- _Work order_: Your reply should hold every record exactly as given, with no pictures in it.

- _Exercise materials_:
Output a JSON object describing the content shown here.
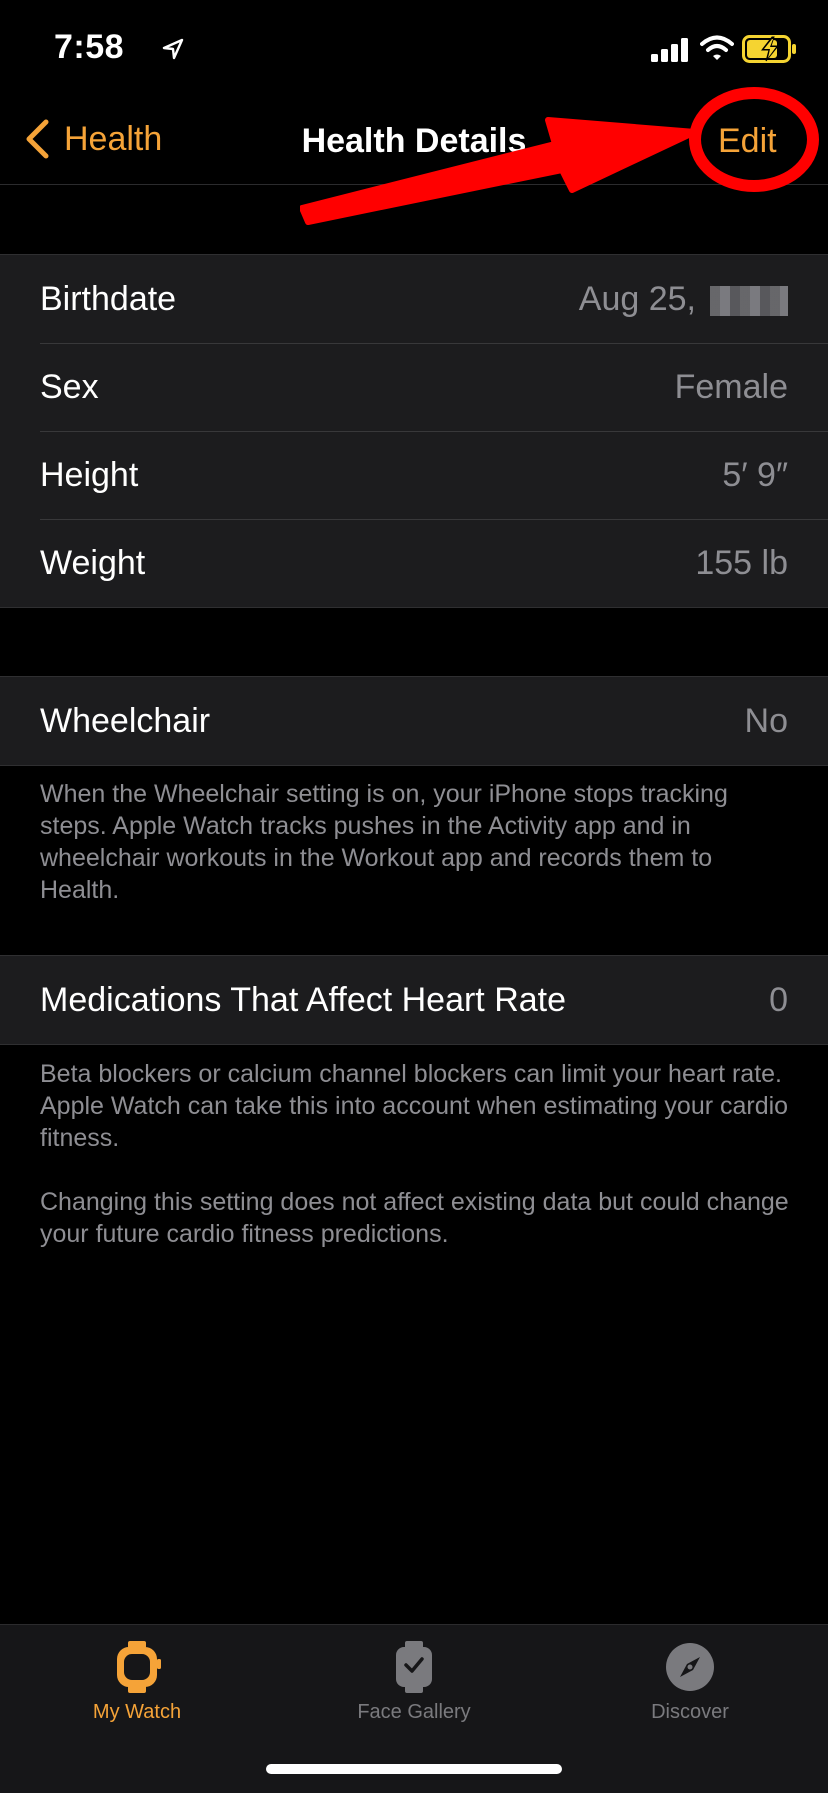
{
  "status_bar": {
    "time": "7:58"
  },
  "nav": {
    "back_label": "Health",
    "title": "Health Details",
    "edit_label": "Edit"
  },
  "accent_color": "#f5a338",
  "annotation_color": "#ff0000",
  "details": [
    {
      "label": "Birthdate",
      "value": "Aug 25,"
    },
    {
      "label": "Sex",
      "value": "Female"
    },
    {
      "label": "Height",
      "value": "5′ 9″"
    },
    {
      "label": "Weight",
      "value": "155 lb"
    }
  ],
  "wheelchair": {
    "label": "Wheelchair",
    "value": "No",
    "footnote": "When the Wheelchair setting is on, your iPhone stops tracking steps. Apple Watch tracks pushes in the Activity app and in wheelchair workouts in the Workout app and records them to Health."
  },
  "medications": {
    "label": "Medications That Affect Heart Rate",
    "value": "0",
    "footnote_1": "Beta blockers or calcium channel blockers can limit your heart rate. Apple Watch can take this into account when estimating your cardio fitness.",
    "footnote_2": "Changing this setting does not affect existing data but could change your future cardio fitness predictions."
  },
  "tabs": [
    {
      "label": "My Watch",
      "icon": "watch-icon",
      "active": true
    },
    {
      "label": "Face Gallery",
      "icon": "face-gallery-icon",
      "active": false
    },
    {
      "label": "Discover",
      "icon": "compass-icon",
      "active": false
    }
  ]
}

- _Solution to this problem_:
Output a JSON object describing the content shown here.
{
  "status_bar": {
    "time": "7:58"
  },
  "nav": {
    "back_label": "Health",
    "title": "Health Details",
    "edit_label": "Edit"
  },
  "accent_color": "#f5a338",
  "annotation_color": "#ff0000",
  "details": [
    {
      "label": "Birthdate",
      "value": "Aug 25,"
    },
    {
      "label": "Sex",
      "value": "Female"
    },
    {
      "label": "Height",
      "value": "5′ 9″"
    },
    {
      "label": "Weight",
      "value": "155 lb"
    }
  ],
  "wheelchair": {
    "label": "Wheelchair",
    "value": "No",
    "footnote": "When the Wheelchair setting is on, your iPhone stops tracking steps. Apple Watch tracks pushes in the Activity app and in wheelchair workouts in the Workout app and records them to Health."
  },
  "medications": {
    "label": "Medications That Affect Heart Rate",
    "value": "0",
    "footnote_1": "Beta blockers or calcium channel blockers can limit your heart rate. Apple Watch can take this into account when estimating your cardio fitness.",
    "footnote_2": "Changing this setting does not affect existing data but could change your future cardio fitness predictions."
  },
  "tabs": [
    {
      "label": "My Watch",
      "icon": "watch-icon",
      "active": true
    },
    {
      "label": "Face Gallery",
      "icon": "face-gallery-icon",
      "active": false
    },
    {
      "label": "Discover",
      "icon": "compass-icon",
      "active": false
    }
  ]
}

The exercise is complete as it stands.